7. Just over halfway through our list, and here is another not so “grate” lawsuit. Kroger is being sued over claims that their smoked gouda cheese only tastes smoked but isn’t smoked over wood. The label says the cheese has a “distinctive, smoky flavor” and does not claim the gouda has been smoked.

8. Another lawsuit that has us a-maize-d is this lawsuit against Conagra over their Orville Redenbacher’s ‘Naturals’ microwave popcorn. The lawsuit says the popcorn is falsely labeled “natural” simply because the product contains mixed tocopherols. Mixed tocopherols are a form of vitamin E derived from vegetable oils.

9. This lawsuit needs to be flushed. The packaging for Dulcolax laxatives says the product “works naturally” to help you go to the bathroom. A lawsuit claims the Dulcolax packaging takes advantage of consumers who want an all-natural product. They say customers lack the ability to test whether Dulcolax is natural at the point of sale before they buy the product.

10. Kellogg’s faced a lawsuit regarding their Strawberry Pop-Tarts earlier this year that claimed there weren’t enough strawberries inside their pastry filling. The filling contains a fruit mixture that also includes other ingredients like pears and apples. The judge agreed that no reasonable consumer would believe from the packaging that the breakfast pastry contained only strawberries, or more strawberries than other ingredients. We’re berry glad to see this lawsuit get tossed.

11. Here is another not-so-sweet lawsuit for this list. A woman is suing Walmart because their Great Value Honey Mustard is sweetened with more sugar than honey. The lawsuit claims that because the label has pictures of dripping honey and the text “Made with Real Honey,” consumers who seek honey as a healthier alternative are tricked into buying it. Even though honey is one of the ingredients, the lawsuit says that isn’t enough. So, they filed a multi-state class action lawsuit.

12. Last but certainly not least, Wendy’s was sued over the size and look of its hamburger. The lawsuit claimed that the real-life burgers don’t look like the burgers in their advertisements. The photos in the ads have disclosures and list the approximate weight–facts the plaintiff never acknowledges.

Notice a lot of food-related lawsuits on our list? That’s because food lawsuits have skyrocketed in recent years. A 2021 ILR research paper, The Food Court: Developments In Litigation Targeting Food And Beverage Marketing, found food-related lawsuits have increased by 52 percent since 2017, and for every case dismissed by a judge, about ten are settled by the company because it’s easier and less expensive than fighting in court.  

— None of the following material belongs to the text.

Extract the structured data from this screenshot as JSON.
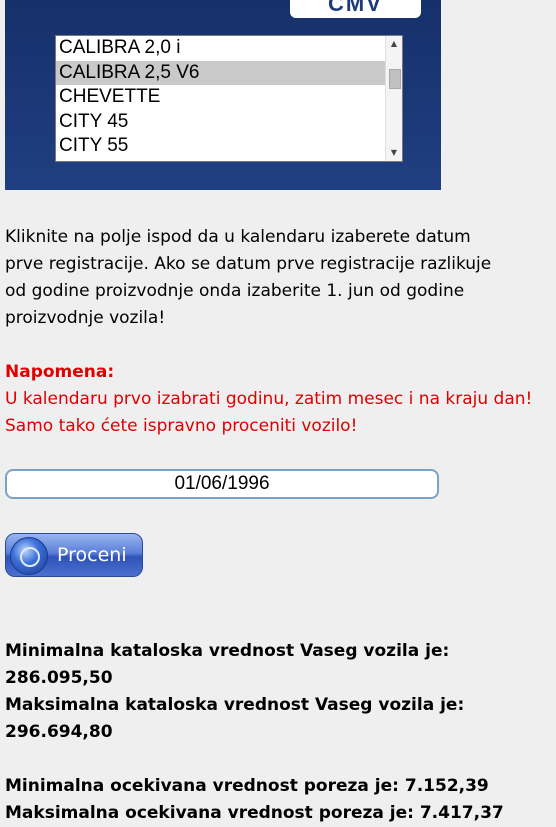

We spoke a lot about class action lawsuits during our airing of grievances. Learn more about the U.S. class action system in our blog, What Is a Class Action Lawsuit? Once you’ve read up on class actions, we invite you to join us in airing grievances of your own over the most ridiculous lawsuits clogging up our litigation system over the past year. Share your favorite one and follow along on Instagram, Facebook, Twitter, or YouTube.